There is no evidence that the existing statutory protections against fraud are inadequate. Nor does it seem likely that denying immediate-family-member PCAs all unemployment benefits would entirely eliminate any potential for fraud. DEED admits that “[t]here are certainly applicants like Weir who never attempted to manipulate the system. Similarly, it is unlikely that PCAs working for non-family members never manipulate the system.” Under these circumstances, immediate-family-member PCAs are being arbitrarily denied unemployment benefits. Russell, 477 N.W.2d at 891 (“Without more evidence, it is as easily assumed that individuals jailed for possession of three grams of crack are mere personal users who were arbitrarily penalized as dealers.”). We therefore conclude that the connection between the needs of the class and the prescribed remedy is simply too tenuous to pass constitutional muster.
The third step of Minnesota's rational-basis test is to analyze whether the purpose of the amendment is “one that the state can legitimately attempt to achieve.” Id. at 888 (quotation omitted). “[T]he protection of a governmental entity's financial stability is a legitimate public purpose.” Lienhard v. State, 431 N.W.2d 861, 867 (Minn.1988). But the state may not achieve this purpose through illegitimate means. Mitchell, 487 N.W.2d at 905.
In Mitchell, this court held that the statute was overbroad and thus constitutionally suspect under this third step. Id. We noted that the statute “create[d] an irrebuttable presumption that all new residents come to Minnesota to collect higher benefits.” Id. The classification here is similarly overbroad because it creates an irrebuttable presumption that any immediate-family-member PCA who applies for unemployment benefits is doing so fraudulently.
Because none of the three steps of Minnesota's rational-basis test is satisfied, we hold that Minn.Stat. § 268.035, subd. 20(20), violates Minnesota's Equal Protection Clause. Because we are reversing on this basis, we do not reach Weir's argument that he should have been notified of the statutory amendment.
Because the distinction between immediate-family-member PCAs and non-immediate-family-member PCAs is based on anecdotal evidence of a hypothetical fraud scheme, there is no genuine and substantial distinction between these classifications.

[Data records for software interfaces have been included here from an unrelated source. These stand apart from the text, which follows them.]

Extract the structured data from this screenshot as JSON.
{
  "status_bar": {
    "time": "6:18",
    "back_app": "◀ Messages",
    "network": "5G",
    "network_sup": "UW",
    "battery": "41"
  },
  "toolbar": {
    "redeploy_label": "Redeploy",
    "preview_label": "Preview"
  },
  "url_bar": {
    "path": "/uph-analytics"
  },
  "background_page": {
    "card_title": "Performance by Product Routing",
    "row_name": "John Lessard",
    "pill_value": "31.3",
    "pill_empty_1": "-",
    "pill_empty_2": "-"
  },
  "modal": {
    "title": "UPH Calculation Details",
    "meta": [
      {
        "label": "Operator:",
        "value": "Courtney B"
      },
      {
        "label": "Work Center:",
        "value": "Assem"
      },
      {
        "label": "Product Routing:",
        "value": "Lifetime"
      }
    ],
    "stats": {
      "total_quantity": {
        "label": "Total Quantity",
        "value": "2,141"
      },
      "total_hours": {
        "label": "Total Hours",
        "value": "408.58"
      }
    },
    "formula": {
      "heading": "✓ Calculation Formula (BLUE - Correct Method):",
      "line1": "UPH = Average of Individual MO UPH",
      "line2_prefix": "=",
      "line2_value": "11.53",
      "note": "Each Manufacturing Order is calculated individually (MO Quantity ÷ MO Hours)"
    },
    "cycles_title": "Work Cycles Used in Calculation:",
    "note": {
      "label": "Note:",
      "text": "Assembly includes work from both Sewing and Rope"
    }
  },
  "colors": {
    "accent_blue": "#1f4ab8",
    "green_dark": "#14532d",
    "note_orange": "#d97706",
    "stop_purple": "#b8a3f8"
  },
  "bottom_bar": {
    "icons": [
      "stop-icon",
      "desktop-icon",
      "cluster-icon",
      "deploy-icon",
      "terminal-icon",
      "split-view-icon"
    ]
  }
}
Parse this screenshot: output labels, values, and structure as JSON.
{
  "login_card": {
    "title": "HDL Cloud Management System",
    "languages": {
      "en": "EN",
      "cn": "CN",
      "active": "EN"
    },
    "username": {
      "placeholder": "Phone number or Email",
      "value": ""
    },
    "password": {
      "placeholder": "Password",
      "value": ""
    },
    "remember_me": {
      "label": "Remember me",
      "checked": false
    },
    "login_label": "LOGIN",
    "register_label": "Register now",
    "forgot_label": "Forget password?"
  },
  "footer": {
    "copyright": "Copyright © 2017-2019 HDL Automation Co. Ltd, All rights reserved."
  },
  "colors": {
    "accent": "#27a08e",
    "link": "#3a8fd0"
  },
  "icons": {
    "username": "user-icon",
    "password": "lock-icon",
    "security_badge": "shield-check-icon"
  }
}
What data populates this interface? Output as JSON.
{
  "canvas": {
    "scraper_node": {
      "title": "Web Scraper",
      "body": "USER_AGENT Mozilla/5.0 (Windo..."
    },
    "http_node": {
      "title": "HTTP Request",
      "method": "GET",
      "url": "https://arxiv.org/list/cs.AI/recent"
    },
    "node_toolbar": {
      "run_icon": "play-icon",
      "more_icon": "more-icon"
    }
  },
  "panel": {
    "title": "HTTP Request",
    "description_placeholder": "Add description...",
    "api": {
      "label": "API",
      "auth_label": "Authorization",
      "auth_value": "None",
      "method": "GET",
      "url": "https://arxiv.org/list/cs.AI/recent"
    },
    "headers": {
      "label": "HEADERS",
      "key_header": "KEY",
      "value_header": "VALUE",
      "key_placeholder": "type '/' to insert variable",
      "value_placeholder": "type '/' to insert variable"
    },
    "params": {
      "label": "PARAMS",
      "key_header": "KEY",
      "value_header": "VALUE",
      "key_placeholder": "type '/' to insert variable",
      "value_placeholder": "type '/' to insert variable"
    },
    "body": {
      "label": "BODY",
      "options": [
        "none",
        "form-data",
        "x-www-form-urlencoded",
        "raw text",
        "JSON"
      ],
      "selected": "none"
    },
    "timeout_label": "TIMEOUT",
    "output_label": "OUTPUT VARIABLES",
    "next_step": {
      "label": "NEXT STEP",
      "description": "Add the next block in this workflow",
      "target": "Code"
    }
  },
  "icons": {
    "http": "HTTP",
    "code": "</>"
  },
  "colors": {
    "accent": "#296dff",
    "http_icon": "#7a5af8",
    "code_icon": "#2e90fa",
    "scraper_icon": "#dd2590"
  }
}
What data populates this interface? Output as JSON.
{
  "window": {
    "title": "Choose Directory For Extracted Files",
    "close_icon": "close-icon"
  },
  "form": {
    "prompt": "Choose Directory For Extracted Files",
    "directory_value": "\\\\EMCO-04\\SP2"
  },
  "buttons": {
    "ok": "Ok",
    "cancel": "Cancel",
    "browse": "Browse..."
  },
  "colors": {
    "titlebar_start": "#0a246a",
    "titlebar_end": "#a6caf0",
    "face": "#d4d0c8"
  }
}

And even if the distinction between these classes were genuine, there is no evident connection between the claimed fraud and the prescribed remedy of denying unemployment benefits to all immediate-family-member PCAs. We therefore hold that classifying employment provided by immediate-family-member PCAs as noncovered employment violates the Equal Protection Clause of the Minnesota Constitution.
1. The original amendment was numbered 268.035, subdivision 20(19), and stated that “employment for a personal care assistance provider agency by an immediate family member of a recipient who provides the direct care to the recipient through the personal care assistance program under section 256B.0659” would be considered noncovered employment. 2010 Minn. Laws ch. 347, art. 2, § 2, at 1079. The non-substantive clarifying amendment took effect on July 1, 2012. 2012 Minn. Laws ch. 201, art. 3, § 2, at 348.